This course will provide a sustained and in-depth analysis of a central overarching theme in legal theory. The theme may vary from year to year. The inaugural theme is Law and the common good. The theme will be explored through a range of material and disciplinary approaches. These will include conventional scholarly texts in law, politics and philosophy, but will also draw on nonstandard resources including art, poetry, film, and literature. The purpose of the thematic approach is to provide a coherence to the study of several perennial problems in legal theory. By working in a sustained way through a range of questions and perspectives associated with the overarching theme, students will gain a deeper knowledge of legal theoretical issues.

The theme Law and the common good has been chosen to allow students to engage with certain key claims that are made on behalf of contemporary law and legal institutions, namely that they strive to or do in fact embody a common good or set of goods. Whether and how that embodiment operates, according to what conditions and under what limitations are questions to be explored through a series of engagements with texts, contexts, representations and contestations. Topics to be covered under the theme may include: historical lineages of law and the common good: Aristotle and Aquinas; measuring the common good: rights v utility; how can law reflect the 9 common good; pluralism, democracy and the common good; contesting commonality: whose commons, which goods; identity and voice: protest and political trials; overcoming social division: memory and the politics of reconciliation; authority, obligation and allegiance; the new commons and the global public good. This list is not exhaustive.

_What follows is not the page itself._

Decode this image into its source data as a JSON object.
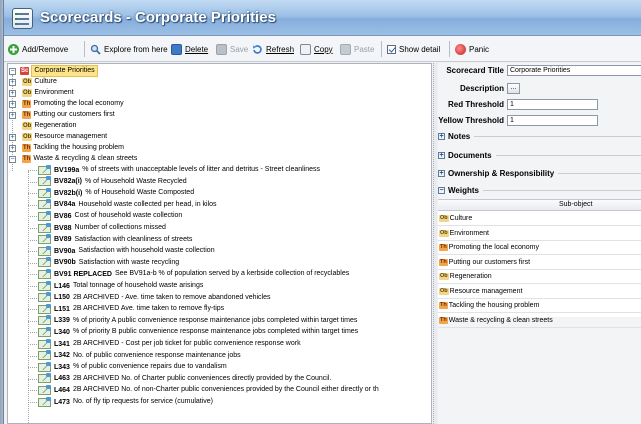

[Note: Students are advised to study “LLAW3001 Introduction to legal theory” (a compulsory course in the LLB curriculum) before studying “LALS3006 Advanced legal theory”.]